You earn it, you keep it, you wear it. That's how many soldiers value theirepitomize their time in the Army, with the insignia and combat patches, andbadges and insignia that display who they are and what they've donemark their training, success and their strife.And it promotes a little healthy competition.
But while in the field, the commander of Fort Carson's 1st Stryker Brigade Combat Team wants soldiers' uniforms to be bare to the bone, only showcasing last name, rank, American flag, U.S. Army tape and the unit's 4th Infantry Division insignia.
The purpose is to promote a unified Army culture, Col. David Hodne recently told the Colorado Springs Gazette.
Hodne also wants to boost morale by making newcomers feel welcome.
"While we are all proud of our individual accomplishments, when training in the field, we're building a team and do not need to focus, or be distracted, by our own or others' individual accomplishments," said Maj. Kevin Boyd, spokesman for the 1st Stryker Brigade Combat Team.
Hodne could not be reached for further comment.
"As time goes on and the Army's transitioned somewhat, we find more and more of our soldiers without that combat experience," Boyd told Military Times. "And this really assists them in integrating into the unit."
Boyd said that in garrison, soldiers can pin back on anything they want.
And for the unit, Boyd said, tThe modification has allowed for their Stryker brigade to train more efficiently, Boyd said.
— which transitioned from an armored brigade — to accomplish their necessary training in 15 months time instead of the estimated 35 months it takes to be deployment ready.
But the move has some soldiers riled up.
"Combat patches aren't worn to say 'look I've deployed' or 'I love this unit'," wrote Tom Simpkins on the Army Times Facebook page in an answer to a request for commentcall out. "I wear mine as a scar, I wear it for every single person who deployed with me and every minute of rough times we went through."
"It seems ridiculous, especially in an infantry or other combat MOSs," Joseph Crescitelli wrote on Facebookchimed in. "It lets newer guys (such as myself) know who to look to for guidance for first person experience as well as demands that extra bit of respect."
According to Army Regulation 670-1, Authorization 22-2, soldiers are authorized to wear their awards if not prohibited by the commander, said Paul Prince, spokesman for Manpower & Reserve Affairs.
Prince said the uniform changeup is most commonly done during training, but the Headquarters, Department of the Army, does not track unit's local uniform policies or wear guidance.
But is the trend becoming a new norm for Army units of the future?
Boyd said he and Hodne had similar experiences previously, such as the 75th Ranger Regiment not wearing any significant insignia while in the field. "We've just enhanced that for the entire brigade here," Boyd said of the Carson brigade, which has more than 4,000 soldiers unit at Carson.
Some soldiers say wrote that they are currently or have experienced a no-patch rule before, both overseas and stateside.
Christopher Parker said that when he switched over from cavalry scout to infantry, "all prior service and active duty soldiers were ordered by the CSM to remove their combat patches."

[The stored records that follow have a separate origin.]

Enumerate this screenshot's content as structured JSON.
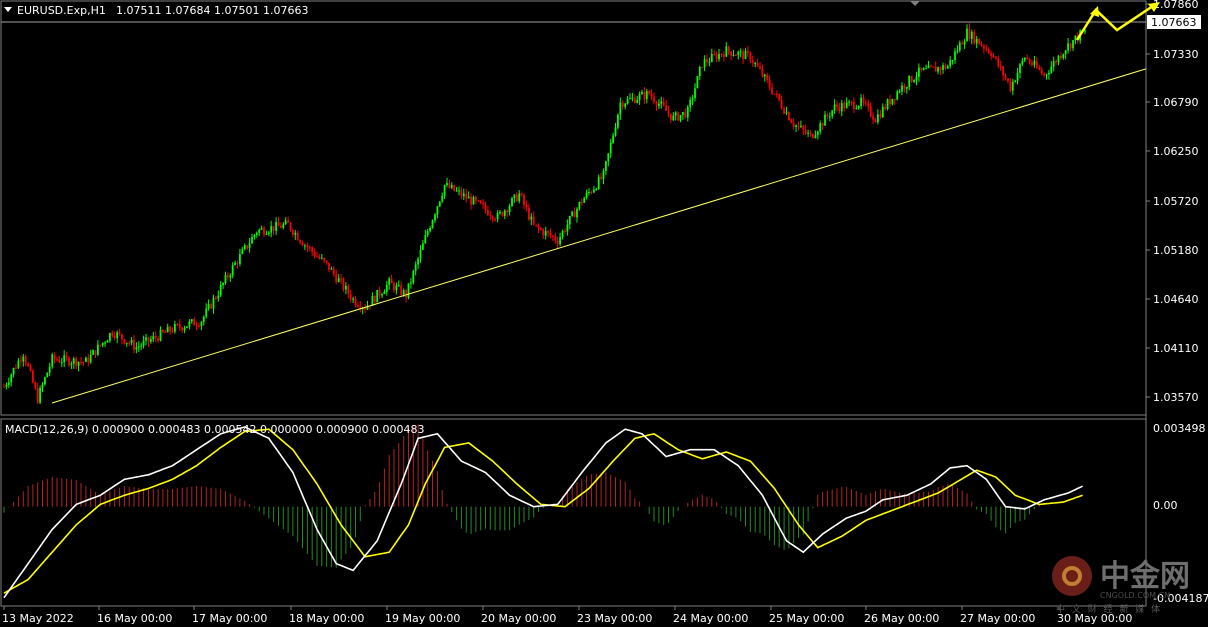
{
  "header": {
    "symbol": "EURUSD.Exp,H1",
    "ohlc": "1.07511 1.07684 1.07501 1.07663"
  },
  "macd_header": "MACD(12,26,9) 0.000900 0.000483 0.000542 0.000000 0.000900 0.000483",
  "price_axis": {
    "ticks": [
      "1.07860",
      "1.07330",
      "1.06790",
      "1.06250",
      "1.05720",
      "1.05180",
      "1.04640",
      "1.04110",
      "1.03570"
    ],
    "current_price": "1.07663"
  },
  "macd_axis": {
    "ticks": [
      "0.003498",
      "0.00",
      "-0.004187"
    ]
  },
  "time_axis": {
    "ticks": [
      "13 May 2022",
      "16 May 00:00",
      "17 May 00:00",
      "18 May 00:00",
      "19 May 00:00",
      "20 May 00:00",
      "23 May 00:00",
      "24 May 00:00",
      "25 May 00:00",
      "26 May 00:00",
      "27 May 00:00",
      "30 May 00:00"
    ]
  },
  "watermark": {
    "brand": "中金网",
    "tagline": "中 文 财 经 新 媒 体",
    "url": "CNGOLD.COM.CN"
  },
  "colors": {
    "bull": "#00ff00",
    "bear": "#ff0000",
    "trendline": "#ffff66",
    "macd_line": "#ffffff",
    "signal_line": "#ffff00",
    "hist_pos": "#b22222",
    "hist_neg": "#228b22",
    "arrow": "#ffff00"
  },
  "chart_data": [
    {
      "type": "candlestick",
      "title": "EURUSD.Exp,H1",
      "ylim": [
        1.0345,
        1.0795
      ],
      "trendline": {
        "from": [
          "13 May 2022 ~08:00",
          1.0357
        ],
        "to": [
          "30 May 00:00+",
          1.0722
        ]
      },
      "forecast_arrow": "up-zigzag",
      "price_path": [
        [
          0,
          1.0375
        ],
        [
          8,
          1.0412
        ],
        [
          14,
          1.0362
        ],
        [
          20,
          1.0405
        ],
        [
          34,
          1.0402
        ],
        [
          45,
          1.0435
        ],
        [
          55,
          1.0418
        ],
        [
          70,
          1.0438
        ],
        [
          82,
          1.0447
        ],
        [
          95,
          1.0505
        ],
        [
          105,
          1.0545
        ],
        [
          118,
          1.0552
        ],
        [
          125,
          1.053
        ],
        [
          135,
          1.0505
        ],
        [
          145,
          1.047
        ],
        [
          150,
          1.0462
        ],
        [
          160,
          1.0488
        ],
        [
          167,
          1.0475
        ],
        [
          176,
          1.0545
        ],
        [
          183,
          1.0595
        ],
        [
          193,
          1.058
        ],
        [
          205,
          1.056
        ],
        [
          214,
          1.0585
        ],
        [
          220,
          1.055
        ],
        [
          230,
          1.0535
        ],
        [
          240,
          1.0578
        ],
        [
          249,
          1.0605
        ],
        [
          256,
          1.0685
        ],
        [
          268,
          1.0695
        ],
        [
          278,
          1.0668
        ],
        [
          284,
          1.0675
        ],
        [
          290,
          1.0728
        ],
        [
          300,
          1.0742
        ],
        [
          310,
          1.0735
        ],
        [
          320,
          1.0695
        ],
        [
          328,
          1.0662
        ],
        [
          335,
          1.0648
        ],
        [
          345,
          1.068
        ],
        [
          356,
          1.0685
        ],
        [
          362,
          1.0668
        ],
        [
          372,
          1.07
        ],
        [
          380,
          1.0718
        ],
        [
          392,
          1.0725
        ],
        [
          400,
          1.0762
        ],
        [
          410,
          1.074
        ],
        [
          418,
          1.0702
        ],
        [
          424,
          1.0735
        ],
        [
          432,
          1.0715
        ],
        [
          441,
          1.0745
        ],
        [
          448,
          1.0762
        ]
      ],
      "price_ticks": [
        "1.07860",
        "1.07330",
        "1.06790",
        "1.06250",
        "1.05720",
        "1.05180",
        "1.04640",
        "1.04110",
        "1.03570"
      ],
      "time_ticks": [
        "13 May 2022",
        "16 May 00:00",
        "17 May 00:00",
        "18 May 00:00",
        "19 May 00:00",
        "20 May 00:00",
        "23 May 00:00",
        "24 May 00:00",
        "25 May 00:00",
        "26 May 00:00",
        "27 May 00:00",
        "30 May 00:00"
      ]
    },
    {
      "type": "line",
      "title": "MACD(12,26,9)",
      "ylim": [
        -0.004187,
        0.003498
      ],
      "series": [
        {
          "name": "MACD",
          "points": [
            [
              0,
              -0.004
            ],
            [
              10,
              -0.0025
            ],
            [
              20,
              -0.001
            ],
            [
              30,
              0.0001
            ],
            [
              40,
              0.0005
            ],
            [
              50,
              0.0012
            ],
            [
              60,
              0.0014
            ],
            [
              70,
              0.0018
            ],
            [
              80,
              0.0025
            ],
            [
              90,
              0.0032
            ],
            [
              100,
              0.0035
            ],
            [
              110,
              0.003
            ],
            [
              120,
              0.0015
            ],
            [
              130,
              -0.001
            ],
            [
              138,
              -0.0025
            ],
            [
              145,
              -0.0028
            ],
            [
              155,
              -0.0015
            ],
            [
              165,
              0.001
            ],
            [
              172,
              0.003
            ],
            [
              180,
              0.0032
            ],
            [
              190,
              0.002
            ],
            [
              200,
              0.0015
            ],
            [
              210,
              0.0005
            ],
            [
              220,
              0.0
            ],
            [
              230,
              0.0001
            ],
            [
              240,
              0.0015
            ],
            [
              250,
              0.0028
            ],
            [
              258,
              0.0034
            ],
            [
              265,
              0.0032
            ],
            [
              275,
              0.0022
            ],
            [
              285,
              0.0025
            ],
            [
              295,
              0.0025
            ],
            [
              305,
              0.0018
            ],
            [
              315,
              0.0005
            ],
            [
              325,
              -0.0015
            ],
            [
              332,
              -0.002
            ],
            [
              340,
              -0.0012
            ],
            [
              350,
              -0.0005
            ],
            [
              358,
              -0.0002
            ],
            [
              365,
              0.0003
            ],
            [
              375,
              0.0005
            ],
            [
              385,
              0.001
            ],
            [
              393,
              0.0017
            ],
            [
              400,
              0.0018
            ],
            [
              408,
              0.0012
            ],
            [
              416,
              0.0
            ],
            [
              424,
              -0.0001
            ],
            [
              432,
              0.0003
            ],
            [
              442,
              0.0006
            ],
            [
              448,
              0.0009
            ]
          ]
        },
        {
          "name": "Signal",
          "points": [
            [
              0,
              -0.0038
            ],
            [
              10,
              -0.0032
            ],
            [
              20,
              -0.002
            ],
            [
              30,
              -0.0008
            ],
            [
              40,
              0.0001
            ],
            [
              50,
              0.0005
            ],
            [
              60,
              0.0008
            ],
            [
              70,
              0.0012
            ],
            [
              80,
              0.0018
            ],
            [
              90,
              0.0026
            ],
            [
              100,
              0.0033
            ],
            [
              110,
              0.0034
            ],
            [
              120,
              0.0025
            ],
            [
              130,
              0.001
            ],
            [
              140,
              -0.0008
            ],
            [
              150,
              -0.0022
            ],
            [
              160,
              -0.002
            ],
            [
              168,
              -0.0008
            ],
            [
              175,
              0.001
            ],
            [
              183,
              0.0026
            ],
            [
              193,
              0.0028
            ],
            [
              203,
              0.002
            ],
            [
              213,
              0.001
            ],
            [
              223,
              0.0001
            ],
            [
              233,
              0.0
            ],
            [
              243,
              0.0008
            ],
            [
              253,
              0.002
            ],
            [
              262,
              0.003
            ],
            [
              270,
              0.0032
            ],
            [
              280,
              0.0025
            ],
            [
              290,
              0.0021
            ],
            [
              300,
              0.0024
            ],
            [
              310,
              0.002
            ],
            [
              320,
              0.0008
            ],
            [
              330,
              -0.0008
            ],
            [
              338,
              -0.0018
            ],
            [
              348,
              -0.0013
            ],
            [
              358,
              -0.0006
            ],
            [
              368,
              -0.0002
            ],
            [
              378,
              0.0002
            ],
            [
              388,
              0.0006
            ],
            [
              396,
              0.0011
            ],
            [
              404,
              0.0016
            ],
            [
              412,
              0.0013
            ],
            [
              420,
              0.0005
            ],
            [
              430,
              0.0001
            ],
            [
              440,
              0.0002
            ],
            [
              448,
              0.0005
            ]
          ]
        }
      ],
      "histogram": "bars = MACD minus Signal (scaled)"
    }
  ]
}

"At the end of the course at graduation, I then realized that I had more deployments and awards then my [drill sergeants]. Maybe that was the point. I don't know, but I feel by removing my patches somewhat dishonored my friends who had [passed] on my deployments," Parker said.

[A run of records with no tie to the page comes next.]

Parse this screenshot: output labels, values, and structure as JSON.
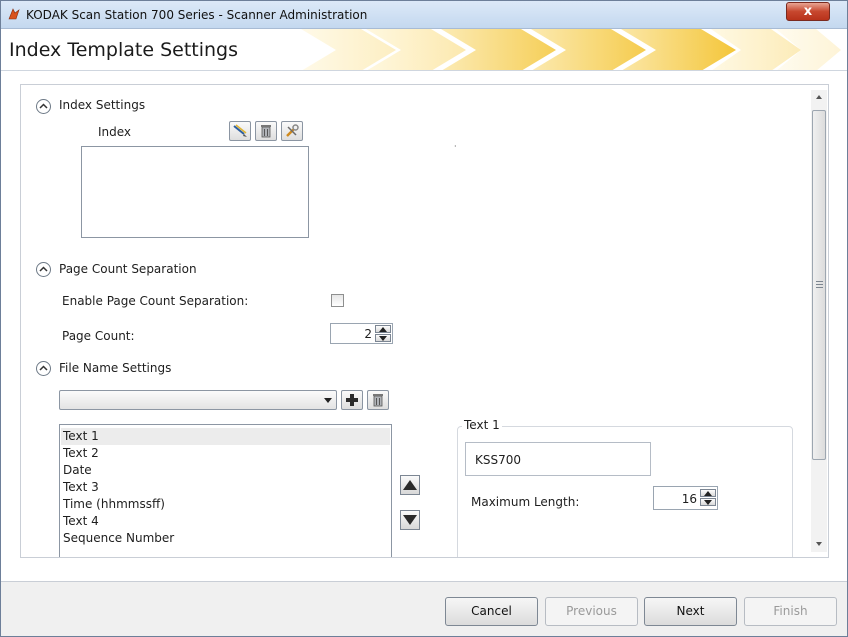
{
  "window": {
    "title": "KODAK Scan Station 700 Series - Scanner Administration",
    "close_label": "x"
  },
  "header": {
    "title": "Index Template Settings"
  },
  "index_settings": {
    "section_label": "Index Settings",
    "list_label": "Index",
    "items": []
  },
  "page_count_separation": {
    "section_label": "Page Count Separation",
    "enable_label": "Enable Page Count Separation:",
    "enabled": false,
    "page_count_label": "Page Count:",
    "page_count_value": "2"
  },
  "file_name_settings": {
    "section_label": "File Name Settings",
    "combo_value": "",
    "items": [
      {
        "label": "Text 1",
        "selected": true
      },
      {
        "label": "Text 2",
        "selected": false
      },
      {
        "label": "Date",
        "selected": false
      },
      {
        "label": "Text 3",
        "selected": false
      },
      {
        "label": "Time (hhmmssff)",
        "selected": false
      },
      {
        "label": "Text 4",
        "selected": false
      },
      {
        "label": "Sequence Number",
        "selected": false
      }
    ],
    "detail": {
      "group_title": "Text 1",
      "text_value": "KSS700",
      "max_length_label": "Maximum Length:",
      "max_length_value": "16"
    }
  },
  "footer": {
    "cancel_label": "Cancel",
    "previous_label": "Previous",
    "next_label": "Next",
    "finish_label": "Finish"
  },
  "colors": {
    "title_bar": "#c4d8ef",
    "close_button": "#c7472e",
    "header_chevrons": "#f7c842",
    "footer_bg": "#f0f0f0"
  }
}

"Recently at my new unit, we were required to remove them while in the field," Simpkins wrotecontinued. "It was one of the biggest insults so far in my Army career, and I know I wasn't the only one to think so. I bear my scar with pride, and refuse to cover it up to appeal to anyone."
But others said it could be a good lifesaving move for while being the 'newbie' in an all-experienced unit.
One soldier, not identified, wrote in an email to Military Times that after graduating basic combat training, he wished a no-combat patch rule could have been implemented during his first unit assignment because his lack of patches was the reason he stood out.
"NCO's would walk in the dayroom as the whole company was there and would say, 'Anyone without a combat patch start pushing' and I would be the ONLY guy getting smoked in front of everyone else for an hour," he said. "This was the start of hazing over the next few months that led to overuse injuries, assault, and sexual assault ... and almost death."
How other leadership will promote — or dismiss — these adjustments remains to be seen, but for now, tThe brigade commander wants all of his soldiers to fight as one, and foster a spirit of camaraderie.
"We have a lot more support soldiers than what a normal brigade does, and this has allowed them to integrate a lot better," Boyd said. "It doesn't really matter if you're a truck driver or an infantry soldier or a cav scout, here you're a team."